BRIEF: Exact copies of all the records are to be printed.
START EXCERPTED DATA
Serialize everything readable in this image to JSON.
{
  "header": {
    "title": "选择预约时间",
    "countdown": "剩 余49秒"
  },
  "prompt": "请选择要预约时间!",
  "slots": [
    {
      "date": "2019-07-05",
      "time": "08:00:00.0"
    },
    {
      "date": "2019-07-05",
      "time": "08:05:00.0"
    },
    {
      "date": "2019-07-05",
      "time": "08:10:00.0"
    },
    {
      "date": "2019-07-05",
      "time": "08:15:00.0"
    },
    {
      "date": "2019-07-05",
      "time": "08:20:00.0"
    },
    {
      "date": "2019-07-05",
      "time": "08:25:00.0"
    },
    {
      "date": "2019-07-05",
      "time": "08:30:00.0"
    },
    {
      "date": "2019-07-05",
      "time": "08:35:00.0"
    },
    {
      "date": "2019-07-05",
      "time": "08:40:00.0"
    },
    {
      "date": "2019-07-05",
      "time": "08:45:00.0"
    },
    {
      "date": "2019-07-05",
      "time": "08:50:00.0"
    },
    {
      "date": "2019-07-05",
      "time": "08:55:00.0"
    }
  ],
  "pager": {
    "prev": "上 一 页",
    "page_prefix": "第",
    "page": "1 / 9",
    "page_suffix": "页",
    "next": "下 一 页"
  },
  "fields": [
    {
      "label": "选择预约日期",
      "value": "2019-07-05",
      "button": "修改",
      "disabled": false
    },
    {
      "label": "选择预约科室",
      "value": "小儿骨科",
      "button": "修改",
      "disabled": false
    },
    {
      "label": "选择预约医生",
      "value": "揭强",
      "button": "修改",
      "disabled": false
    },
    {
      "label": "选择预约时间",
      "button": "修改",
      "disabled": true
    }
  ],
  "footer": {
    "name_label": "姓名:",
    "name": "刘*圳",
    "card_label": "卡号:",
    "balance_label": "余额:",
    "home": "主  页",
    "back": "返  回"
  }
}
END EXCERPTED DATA
RESULT BELOW:
Serialize everything readable in this image to JSON.
{
  "header": {
    "title": "选择预约时间",
    "countdown": "剩 余49秒"
  },
  "prompt": "请选择要预约时间!",
  "slots": [
    {
      "date": "2019-07-05",
      "time": "08:00:00.0"
    },
    {
      "date": "2019-07-05",
      "time": "08:05:00.0"
    },
    {
      "date": "2019-07-05",
      "time": "08:10:00.0"
    },
    {
      "date": "2019-07-05",
      "time": "08:15:00.0"
    },
    {
      "date": "2019-07-05",
      "time": "08:20:00.0"
    },
    {
      "date": "2019-07-05",
      "time": "08:25:00.0"
    },
    {
      "date": "2019-07-05",
      "time": "08:30:00.0"
    },
    {
      "date": "2019-07-05",
      "time": "08:35:00.0"
    },
    {
      "date": "2019-07-05",
      "time": "08:40:00.0"
    },
    {
      "date": "2019-07-05",
      "time": "08:45:00.0"
    },
    {
      "date": "2019-07-05",
      "time": "08:50:00.0"
    },
    {
      "date": "2019-07-05",
      "time": "08:55:00.0"
    }
  ],
  "pager": {
    "prev": "上 一 页",
    "page_prefix": "第",
    "page": "1 / 9",
    "page_suffix": "页",
    "next": "下 一 页"
  },
  "fields": [
    {
      "label": "选择预约日期",
      "value": "2019-07-05",
      "button": "修改",
      "disabled": false
    },
    {
      "label": "选择预约科室",
      "value": "小儿骨科",
      "button": "修改",
      "disabled": false
    },
    {
      "label": "选择预约医生",
      "value": "揭强",
      "button": "修改",
      "disabled": false
    },
    {
      "label": "选择预约时间",
      "button": "修改",
      "disabled": true
    }
  ],
  "footer": {
    "name_label": "姓名:",
    "name": "刘*圳",
    "card_label": "卡号:",
    "balance_label": "余额:",
    "home": "主  页",
    "back": "返  回"
  }
}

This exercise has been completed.